(INPUT DATA Opens)

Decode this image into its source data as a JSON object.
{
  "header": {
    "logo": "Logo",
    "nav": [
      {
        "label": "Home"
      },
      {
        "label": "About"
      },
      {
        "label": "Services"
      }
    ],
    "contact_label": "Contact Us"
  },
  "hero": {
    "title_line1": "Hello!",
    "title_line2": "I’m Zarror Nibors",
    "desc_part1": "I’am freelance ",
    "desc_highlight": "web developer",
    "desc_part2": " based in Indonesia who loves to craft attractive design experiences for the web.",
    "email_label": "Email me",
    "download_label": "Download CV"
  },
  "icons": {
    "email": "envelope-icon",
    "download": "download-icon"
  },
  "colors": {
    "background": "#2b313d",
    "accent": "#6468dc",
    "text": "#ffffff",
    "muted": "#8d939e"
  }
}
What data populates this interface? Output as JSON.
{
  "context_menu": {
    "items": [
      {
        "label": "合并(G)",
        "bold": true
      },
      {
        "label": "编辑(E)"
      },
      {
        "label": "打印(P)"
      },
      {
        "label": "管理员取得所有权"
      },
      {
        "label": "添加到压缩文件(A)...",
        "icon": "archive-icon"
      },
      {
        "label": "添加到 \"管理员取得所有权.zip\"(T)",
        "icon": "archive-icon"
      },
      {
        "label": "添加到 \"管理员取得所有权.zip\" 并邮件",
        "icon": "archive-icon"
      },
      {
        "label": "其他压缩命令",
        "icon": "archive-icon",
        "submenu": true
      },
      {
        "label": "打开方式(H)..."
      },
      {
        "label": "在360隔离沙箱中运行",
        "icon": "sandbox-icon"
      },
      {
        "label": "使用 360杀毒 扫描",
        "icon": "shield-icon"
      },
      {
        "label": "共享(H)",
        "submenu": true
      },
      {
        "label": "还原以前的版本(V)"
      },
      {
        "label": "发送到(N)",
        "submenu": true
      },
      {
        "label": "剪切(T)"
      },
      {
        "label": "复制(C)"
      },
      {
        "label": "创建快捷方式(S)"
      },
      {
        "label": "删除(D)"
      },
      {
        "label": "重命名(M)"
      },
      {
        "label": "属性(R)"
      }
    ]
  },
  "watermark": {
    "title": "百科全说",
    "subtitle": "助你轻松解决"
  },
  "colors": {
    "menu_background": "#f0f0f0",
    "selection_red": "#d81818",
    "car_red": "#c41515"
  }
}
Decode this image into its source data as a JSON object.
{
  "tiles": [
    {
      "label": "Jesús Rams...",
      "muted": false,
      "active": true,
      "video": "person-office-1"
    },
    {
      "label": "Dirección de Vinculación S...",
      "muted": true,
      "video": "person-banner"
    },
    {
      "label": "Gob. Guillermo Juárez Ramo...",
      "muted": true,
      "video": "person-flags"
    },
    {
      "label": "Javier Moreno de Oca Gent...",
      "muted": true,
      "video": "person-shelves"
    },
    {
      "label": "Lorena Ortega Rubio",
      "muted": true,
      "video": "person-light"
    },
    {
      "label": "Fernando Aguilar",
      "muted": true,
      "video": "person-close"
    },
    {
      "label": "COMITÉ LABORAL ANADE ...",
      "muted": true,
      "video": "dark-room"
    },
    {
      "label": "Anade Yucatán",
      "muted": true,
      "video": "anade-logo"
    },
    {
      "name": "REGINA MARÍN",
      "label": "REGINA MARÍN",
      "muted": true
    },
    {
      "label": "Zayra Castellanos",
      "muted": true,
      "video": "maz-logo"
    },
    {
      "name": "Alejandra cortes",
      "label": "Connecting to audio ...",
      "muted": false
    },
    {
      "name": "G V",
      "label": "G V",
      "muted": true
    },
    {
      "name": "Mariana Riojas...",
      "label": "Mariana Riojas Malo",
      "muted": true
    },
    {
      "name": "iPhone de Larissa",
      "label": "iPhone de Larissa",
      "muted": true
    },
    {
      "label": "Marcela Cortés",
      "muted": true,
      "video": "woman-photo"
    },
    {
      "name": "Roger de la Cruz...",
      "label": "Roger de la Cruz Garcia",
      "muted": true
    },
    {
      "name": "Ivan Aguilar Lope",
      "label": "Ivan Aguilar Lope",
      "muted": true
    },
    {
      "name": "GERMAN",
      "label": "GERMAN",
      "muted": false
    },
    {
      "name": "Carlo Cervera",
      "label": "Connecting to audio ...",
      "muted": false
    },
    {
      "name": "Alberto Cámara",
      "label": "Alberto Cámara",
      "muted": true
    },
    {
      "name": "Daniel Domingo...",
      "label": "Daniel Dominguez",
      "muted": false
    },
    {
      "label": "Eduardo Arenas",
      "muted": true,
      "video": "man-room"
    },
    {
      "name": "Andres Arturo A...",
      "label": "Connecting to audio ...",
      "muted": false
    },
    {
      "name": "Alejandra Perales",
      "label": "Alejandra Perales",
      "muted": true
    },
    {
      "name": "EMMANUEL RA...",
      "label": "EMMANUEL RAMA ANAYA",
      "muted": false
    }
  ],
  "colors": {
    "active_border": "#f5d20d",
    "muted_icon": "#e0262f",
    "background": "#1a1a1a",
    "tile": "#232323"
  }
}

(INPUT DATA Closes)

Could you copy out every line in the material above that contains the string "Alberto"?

      "name": "Alberto Cámara",
      "label": "Alberto Cámara",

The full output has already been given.